(Element data from apps and pages)
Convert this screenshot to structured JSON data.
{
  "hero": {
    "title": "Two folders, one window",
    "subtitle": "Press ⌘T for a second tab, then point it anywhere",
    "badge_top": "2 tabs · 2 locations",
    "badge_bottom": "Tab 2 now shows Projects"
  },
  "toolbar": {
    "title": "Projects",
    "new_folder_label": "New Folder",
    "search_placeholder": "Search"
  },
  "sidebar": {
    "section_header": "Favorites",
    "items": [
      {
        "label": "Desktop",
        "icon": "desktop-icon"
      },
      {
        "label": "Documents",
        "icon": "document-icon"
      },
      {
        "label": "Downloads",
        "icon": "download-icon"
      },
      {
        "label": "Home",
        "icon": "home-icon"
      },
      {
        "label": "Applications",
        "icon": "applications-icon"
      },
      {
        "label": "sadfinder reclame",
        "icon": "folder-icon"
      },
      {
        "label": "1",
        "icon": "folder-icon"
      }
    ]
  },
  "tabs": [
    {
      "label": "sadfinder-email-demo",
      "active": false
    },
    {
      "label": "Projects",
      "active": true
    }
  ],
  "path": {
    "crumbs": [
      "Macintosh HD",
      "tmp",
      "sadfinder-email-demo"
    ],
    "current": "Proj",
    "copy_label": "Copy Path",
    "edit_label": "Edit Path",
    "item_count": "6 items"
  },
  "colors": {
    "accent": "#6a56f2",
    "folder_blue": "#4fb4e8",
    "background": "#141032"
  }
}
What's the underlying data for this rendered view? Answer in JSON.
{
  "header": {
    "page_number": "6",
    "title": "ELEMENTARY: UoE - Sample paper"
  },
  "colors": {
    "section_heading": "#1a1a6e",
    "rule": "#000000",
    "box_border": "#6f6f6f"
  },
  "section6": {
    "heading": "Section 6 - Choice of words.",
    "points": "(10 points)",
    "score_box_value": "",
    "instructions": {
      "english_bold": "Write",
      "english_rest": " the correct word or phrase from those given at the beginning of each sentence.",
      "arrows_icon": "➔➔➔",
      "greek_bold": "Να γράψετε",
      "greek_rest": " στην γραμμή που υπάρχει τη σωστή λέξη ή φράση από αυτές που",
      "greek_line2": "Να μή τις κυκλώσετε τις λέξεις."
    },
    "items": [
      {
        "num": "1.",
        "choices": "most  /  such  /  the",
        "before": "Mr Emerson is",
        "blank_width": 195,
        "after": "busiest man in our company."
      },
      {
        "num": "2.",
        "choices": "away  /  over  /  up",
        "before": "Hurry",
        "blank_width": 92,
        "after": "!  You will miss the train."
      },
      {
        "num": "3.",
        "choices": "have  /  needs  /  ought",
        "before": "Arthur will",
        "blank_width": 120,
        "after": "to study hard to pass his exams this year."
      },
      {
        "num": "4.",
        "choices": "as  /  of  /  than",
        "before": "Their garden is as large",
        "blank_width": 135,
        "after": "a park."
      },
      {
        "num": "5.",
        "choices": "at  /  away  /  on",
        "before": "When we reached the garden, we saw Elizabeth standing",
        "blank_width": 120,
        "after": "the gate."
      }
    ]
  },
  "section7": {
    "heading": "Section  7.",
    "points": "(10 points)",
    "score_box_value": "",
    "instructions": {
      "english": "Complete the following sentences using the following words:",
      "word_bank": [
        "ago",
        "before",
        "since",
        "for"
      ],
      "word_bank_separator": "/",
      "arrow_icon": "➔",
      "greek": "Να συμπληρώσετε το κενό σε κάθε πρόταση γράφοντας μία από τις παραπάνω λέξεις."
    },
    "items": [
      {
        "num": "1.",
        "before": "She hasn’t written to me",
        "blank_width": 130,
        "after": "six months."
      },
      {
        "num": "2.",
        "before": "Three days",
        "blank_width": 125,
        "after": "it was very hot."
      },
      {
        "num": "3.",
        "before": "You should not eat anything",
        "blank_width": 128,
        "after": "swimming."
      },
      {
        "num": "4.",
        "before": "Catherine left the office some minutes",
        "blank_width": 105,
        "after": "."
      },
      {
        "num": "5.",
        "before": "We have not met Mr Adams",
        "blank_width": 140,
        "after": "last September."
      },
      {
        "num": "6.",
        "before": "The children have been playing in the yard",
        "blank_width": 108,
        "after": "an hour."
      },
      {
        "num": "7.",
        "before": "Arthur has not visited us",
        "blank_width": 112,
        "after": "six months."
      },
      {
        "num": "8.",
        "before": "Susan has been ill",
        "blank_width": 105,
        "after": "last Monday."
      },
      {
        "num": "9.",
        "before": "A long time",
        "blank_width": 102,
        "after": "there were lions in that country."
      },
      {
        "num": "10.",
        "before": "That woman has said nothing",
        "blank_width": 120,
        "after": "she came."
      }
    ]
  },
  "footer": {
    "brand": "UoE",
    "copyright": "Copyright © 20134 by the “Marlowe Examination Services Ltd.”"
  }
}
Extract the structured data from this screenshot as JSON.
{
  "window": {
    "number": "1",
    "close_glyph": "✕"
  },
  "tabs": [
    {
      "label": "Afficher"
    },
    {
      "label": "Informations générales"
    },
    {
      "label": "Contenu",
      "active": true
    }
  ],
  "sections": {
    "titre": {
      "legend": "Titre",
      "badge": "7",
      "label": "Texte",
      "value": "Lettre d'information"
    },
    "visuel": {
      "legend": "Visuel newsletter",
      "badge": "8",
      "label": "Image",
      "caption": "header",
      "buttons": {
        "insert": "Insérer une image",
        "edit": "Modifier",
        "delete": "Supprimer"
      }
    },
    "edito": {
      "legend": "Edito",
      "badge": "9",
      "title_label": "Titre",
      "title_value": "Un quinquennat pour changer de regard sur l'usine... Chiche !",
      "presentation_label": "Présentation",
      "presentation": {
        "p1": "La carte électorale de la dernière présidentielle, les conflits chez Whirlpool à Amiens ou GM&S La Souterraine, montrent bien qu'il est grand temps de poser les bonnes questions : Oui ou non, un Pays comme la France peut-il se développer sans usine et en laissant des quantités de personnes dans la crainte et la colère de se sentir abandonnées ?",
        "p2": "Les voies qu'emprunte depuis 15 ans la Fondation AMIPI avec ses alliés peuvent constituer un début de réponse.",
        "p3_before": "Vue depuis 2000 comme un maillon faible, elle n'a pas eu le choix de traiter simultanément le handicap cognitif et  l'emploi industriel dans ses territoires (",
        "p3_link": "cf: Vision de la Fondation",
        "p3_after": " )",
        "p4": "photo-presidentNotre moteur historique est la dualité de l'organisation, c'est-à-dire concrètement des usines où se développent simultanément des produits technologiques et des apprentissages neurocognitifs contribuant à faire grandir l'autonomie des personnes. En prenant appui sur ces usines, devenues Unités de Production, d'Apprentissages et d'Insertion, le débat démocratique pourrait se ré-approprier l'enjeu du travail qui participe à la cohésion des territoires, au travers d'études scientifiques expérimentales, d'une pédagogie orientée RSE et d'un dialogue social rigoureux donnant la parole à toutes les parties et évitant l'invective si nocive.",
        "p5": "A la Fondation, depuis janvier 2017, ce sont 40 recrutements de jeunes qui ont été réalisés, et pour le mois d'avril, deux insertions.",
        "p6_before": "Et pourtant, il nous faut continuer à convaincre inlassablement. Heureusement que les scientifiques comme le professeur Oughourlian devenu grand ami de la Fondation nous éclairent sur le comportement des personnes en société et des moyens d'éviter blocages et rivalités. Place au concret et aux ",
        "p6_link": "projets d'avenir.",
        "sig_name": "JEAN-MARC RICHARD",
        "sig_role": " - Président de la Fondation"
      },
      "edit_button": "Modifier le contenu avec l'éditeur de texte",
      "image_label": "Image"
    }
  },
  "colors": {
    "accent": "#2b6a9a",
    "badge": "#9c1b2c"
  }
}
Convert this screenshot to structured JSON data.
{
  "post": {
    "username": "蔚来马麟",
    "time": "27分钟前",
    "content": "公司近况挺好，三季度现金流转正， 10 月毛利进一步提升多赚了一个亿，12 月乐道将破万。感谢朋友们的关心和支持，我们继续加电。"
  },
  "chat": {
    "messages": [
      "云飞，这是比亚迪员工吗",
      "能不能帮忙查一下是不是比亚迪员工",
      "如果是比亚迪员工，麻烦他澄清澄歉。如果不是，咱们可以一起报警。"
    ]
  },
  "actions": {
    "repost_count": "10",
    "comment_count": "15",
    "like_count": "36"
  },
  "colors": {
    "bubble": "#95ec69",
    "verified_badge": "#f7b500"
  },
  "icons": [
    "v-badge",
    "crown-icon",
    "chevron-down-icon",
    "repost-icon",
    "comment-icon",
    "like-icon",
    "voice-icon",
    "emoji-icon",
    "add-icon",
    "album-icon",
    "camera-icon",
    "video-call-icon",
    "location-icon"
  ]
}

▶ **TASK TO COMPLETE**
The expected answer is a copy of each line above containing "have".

▶ **TASK OUTPUT**
        "choices": "have  /  needs  /  ought",
        "before": "We have not met Mr Adams",
        "before": "The children have been playing in the yard",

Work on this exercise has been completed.